The "Hypnerotomachia" was published in Venice by the famous Renaissance humanist printer Aldus Manutius in 1499 and has intrigued and confounded readers and scholars alike for 500 years. Godwin first gives an overview of the book's plot and discusses the 172 beautiful woodcut engravings that have made the book so fascinating to five centuries of readers. The book is filled with long and painstakingly detailed descriptions of architecture, statues, parades, ruins, pagan rituals, and beautiful, ethereal, naked nymphs and goddesses. In fact, it is this rather blatant erotic element that has certainly helped to make the book so popular. This scandalous aspect of the book made it so popular in fact, that today it is almost impossible to find original copies with all of its engravings intact or without censorship. Godwin also discusses at length the controversy regarding the authorship of the tome, today largely accepted by scholars and historians as the Venetian monk Francesco Colonna.Read more ›
Most Recent Customer Reviews

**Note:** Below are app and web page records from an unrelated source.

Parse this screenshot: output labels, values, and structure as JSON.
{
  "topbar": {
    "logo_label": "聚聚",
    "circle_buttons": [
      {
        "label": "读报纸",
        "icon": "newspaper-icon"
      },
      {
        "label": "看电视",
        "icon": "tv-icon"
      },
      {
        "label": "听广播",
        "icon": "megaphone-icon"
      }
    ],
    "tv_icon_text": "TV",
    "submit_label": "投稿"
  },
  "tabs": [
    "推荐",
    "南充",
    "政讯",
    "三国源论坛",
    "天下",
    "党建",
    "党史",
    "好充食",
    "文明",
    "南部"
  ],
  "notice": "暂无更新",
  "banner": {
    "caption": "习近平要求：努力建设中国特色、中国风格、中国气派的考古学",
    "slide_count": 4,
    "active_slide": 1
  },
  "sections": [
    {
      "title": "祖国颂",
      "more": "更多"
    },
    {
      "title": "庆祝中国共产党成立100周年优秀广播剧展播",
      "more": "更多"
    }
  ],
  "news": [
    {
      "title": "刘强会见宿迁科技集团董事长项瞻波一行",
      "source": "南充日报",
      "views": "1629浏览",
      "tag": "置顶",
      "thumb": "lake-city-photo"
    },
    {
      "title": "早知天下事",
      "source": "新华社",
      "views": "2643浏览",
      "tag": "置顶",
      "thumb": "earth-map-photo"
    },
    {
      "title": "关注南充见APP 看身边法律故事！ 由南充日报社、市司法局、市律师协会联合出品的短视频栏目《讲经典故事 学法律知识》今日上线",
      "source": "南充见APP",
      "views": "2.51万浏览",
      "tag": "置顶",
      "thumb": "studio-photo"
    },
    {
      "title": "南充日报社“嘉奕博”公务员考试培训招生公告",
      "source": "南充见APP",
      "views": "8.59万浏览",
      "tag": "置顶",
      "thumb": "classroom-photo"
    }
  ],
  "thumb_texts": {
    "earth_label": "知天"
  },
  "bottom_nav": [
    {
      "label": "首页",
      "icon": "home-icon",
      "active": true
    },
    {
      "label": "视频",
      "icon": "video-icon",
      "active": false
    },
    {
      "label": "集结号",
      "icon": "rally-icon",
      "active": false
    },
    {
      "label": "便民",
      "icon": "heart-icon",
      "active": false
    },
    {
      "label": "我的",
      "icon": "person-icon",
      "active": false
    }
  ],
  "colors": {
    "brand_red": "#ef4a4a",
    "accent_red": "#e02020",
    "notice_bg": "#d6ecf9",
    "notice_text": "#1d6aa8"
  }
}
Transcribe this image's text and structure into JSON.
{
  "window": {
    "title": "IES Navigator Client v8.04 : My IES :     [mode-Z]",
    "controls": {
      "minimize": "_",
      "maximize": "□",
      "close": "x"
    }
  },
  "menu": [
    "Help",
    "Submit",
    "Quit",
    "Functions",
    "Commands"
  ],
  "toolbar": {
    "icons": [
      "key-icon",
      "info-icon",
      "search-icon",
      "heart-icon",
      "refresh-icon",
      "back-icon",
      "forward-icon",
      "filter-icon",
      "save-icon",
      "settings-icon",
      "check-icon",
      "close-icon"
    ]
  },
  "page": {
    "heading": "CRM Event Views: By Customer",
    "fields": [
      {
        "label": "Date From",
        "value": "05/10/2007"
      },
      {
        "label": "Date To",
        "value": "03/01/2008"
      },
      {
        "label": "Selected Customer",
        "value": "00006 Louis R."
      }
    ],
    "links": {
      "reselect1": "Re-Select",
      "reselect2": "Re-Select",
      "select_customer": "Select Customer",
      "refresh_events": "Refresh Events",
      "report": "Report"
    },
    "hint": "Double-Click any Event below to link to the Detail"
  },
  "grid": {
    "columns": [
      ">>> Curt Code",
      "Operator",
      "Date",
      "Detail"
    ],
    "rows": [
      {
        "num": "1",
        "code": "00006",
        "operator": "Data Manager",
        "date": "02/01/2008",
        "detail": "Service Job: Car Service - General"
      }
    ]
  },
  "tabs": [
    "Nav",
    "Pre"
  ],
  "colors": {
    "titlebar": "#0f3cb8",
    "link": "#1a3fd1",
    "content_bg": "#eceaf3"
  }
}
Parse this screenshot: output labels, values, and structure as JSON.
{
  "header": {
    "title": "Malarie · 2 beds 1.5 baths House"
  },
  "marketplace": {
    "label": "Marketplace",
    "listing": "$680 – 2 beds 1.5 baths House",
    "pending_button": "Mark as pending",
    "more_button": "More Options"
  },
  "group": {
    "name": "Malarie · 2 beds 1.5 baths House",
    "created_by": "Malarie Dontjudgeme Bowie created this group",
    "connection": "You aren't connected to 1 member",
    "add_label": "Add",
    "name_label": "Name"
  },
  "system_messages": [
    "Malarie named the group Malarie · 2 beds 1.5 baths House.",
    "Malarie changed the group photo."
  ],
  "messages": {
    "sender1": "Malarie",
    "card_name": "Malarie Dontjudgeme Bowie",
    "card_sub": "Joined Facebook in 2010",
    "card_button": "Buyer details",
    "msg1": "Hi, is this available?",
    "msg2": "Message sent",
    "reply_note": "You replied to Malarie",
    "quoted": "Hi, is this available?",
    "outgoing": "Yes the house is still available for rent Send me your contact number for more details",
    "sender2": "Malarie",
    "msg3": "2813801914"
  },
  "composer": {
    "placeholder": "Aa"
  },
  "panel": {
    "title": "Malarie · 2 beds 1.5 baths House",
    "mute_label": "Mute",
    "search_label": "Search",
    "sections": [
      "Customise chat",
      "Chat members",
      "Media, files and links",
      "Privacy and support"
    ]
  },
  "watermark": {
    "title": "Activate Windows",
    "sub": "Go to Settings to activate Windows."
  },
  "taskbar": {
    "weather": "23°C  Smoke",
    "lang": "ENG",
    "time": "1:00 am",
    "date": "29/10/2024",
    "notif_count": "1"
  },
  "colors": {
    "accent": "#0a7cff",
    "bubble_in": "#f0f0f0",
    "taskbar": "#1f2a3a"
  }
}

If you like strange, fascinating, historical info, this is for you. I loved it, may not be for everyone.Published 10 months ago by Niamhor Nicraith